Epidermolysis bullosa (EB) is a group of rare genetic disorders that arise from at least 19 gene mutations for proteins that are involved in skin integrity. EB affects 1 out of 20,000 births in the United States and results in fragile skin that easily blisters from any minor friction or mechanical trauma. Other organ systems can also be seriously affected. The chronic skin inflammation and infections also places patients at risk for developing squamous cell carcinoma. Unfortunately, there is currently no cure for EB. The standard of care is supportive therapy and includes daily wound care, specialized dressings, and pain control. Because of the wide spectrum of systemic symptoms, there are numerous imaging findings that can be seen in patients with EB. These radiologic features can be categorized by body system including: 1) cardiac; 2) respiratory; 3) gastrointestinal; 4) genitourinary; 5) musculoskeletal; and 6) prenatal/fetal.

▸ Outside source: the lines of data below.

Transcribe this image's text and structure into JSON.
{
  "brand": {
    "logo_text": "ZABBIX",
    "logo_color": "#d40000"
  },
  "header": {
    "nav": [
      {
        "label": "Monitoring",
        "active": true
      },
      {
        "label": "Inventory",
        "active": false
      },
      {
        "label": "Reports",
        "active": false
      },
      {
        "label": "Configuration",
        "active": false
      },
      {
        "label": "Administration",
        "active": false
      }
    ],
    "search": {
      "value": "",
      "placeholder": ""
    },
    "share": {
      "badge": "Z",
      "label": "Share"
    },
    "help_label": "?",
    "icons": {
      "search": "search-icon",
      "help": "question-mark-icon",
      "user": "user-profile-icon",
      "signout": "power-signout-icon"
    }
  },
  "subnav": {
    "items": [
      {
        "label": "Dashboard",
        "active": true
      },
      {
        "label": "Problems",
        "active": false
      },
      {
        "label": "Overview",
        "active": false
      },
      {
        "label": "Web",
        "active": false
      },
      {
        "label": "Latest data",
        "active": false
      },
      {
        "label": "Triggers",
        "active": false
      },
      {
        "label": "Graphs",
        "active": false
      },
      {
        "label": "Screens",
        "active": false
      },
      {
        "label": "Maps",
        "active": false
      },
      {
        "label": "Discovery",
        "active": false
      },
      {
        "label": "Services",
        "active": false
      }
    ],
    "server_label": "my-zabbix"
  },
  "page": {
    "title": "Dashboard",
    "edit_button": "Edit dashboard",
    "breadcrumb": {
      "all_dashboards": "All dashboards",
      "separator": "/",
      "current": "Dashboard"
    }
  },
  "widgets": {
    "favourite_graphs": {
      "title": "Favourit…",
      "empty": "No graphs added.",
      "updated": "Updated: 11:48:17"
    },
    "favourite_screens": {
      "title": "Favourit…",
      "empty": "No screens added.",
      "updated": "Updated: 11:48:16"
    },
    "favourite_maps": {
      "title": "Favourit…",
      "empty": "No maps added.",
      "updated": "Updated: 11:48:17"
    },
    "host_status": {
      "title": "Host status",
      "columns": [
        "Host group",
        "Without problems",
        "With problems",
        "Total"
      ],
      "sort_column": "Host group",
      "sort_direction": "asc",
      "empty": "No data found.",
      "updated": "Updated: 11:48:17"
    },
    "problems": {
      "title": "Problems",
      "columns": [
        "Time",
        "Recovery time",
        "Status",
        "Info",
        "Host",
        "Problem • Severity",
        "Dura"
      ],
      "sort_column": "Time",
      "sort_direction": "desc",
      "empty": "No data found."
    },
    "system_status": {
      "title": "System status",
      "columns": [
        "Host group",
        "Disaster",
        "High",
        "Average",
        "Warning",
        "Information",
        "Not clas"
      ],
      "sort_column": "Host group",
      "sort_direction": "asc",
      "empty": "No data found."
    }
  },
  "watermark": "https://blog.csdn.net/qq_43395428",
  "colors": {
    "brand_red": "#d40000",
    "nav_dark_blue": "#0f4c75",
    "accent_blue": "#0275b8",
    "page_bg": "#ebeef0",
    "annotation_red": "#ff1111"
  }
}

There are various precautions that must be taken when performing any type of imaging study or anesthetic procedure for a patient with EB. These include but are not limited to: avoiding adhesives on the skin, providing special care when moving a patient, supporting pressure points on the imaging table, using large amounts of sterile water-based gel for ultrasound probes, and taking special care to protect the patient’s skin, airway and oral cavity during anesthesia or sedation events. The purpose of this poster is to: 1) review the various clinical presentations, pathologies, and associated imaging findings involved in EB, 2) examine imaging and anesthetic concerns when dealing with patients with EB, and 3) discuss the imaging and anesthesia approach used when evaluating EB patients.
SPR 2019 Annual Meeting & Postgraduate Course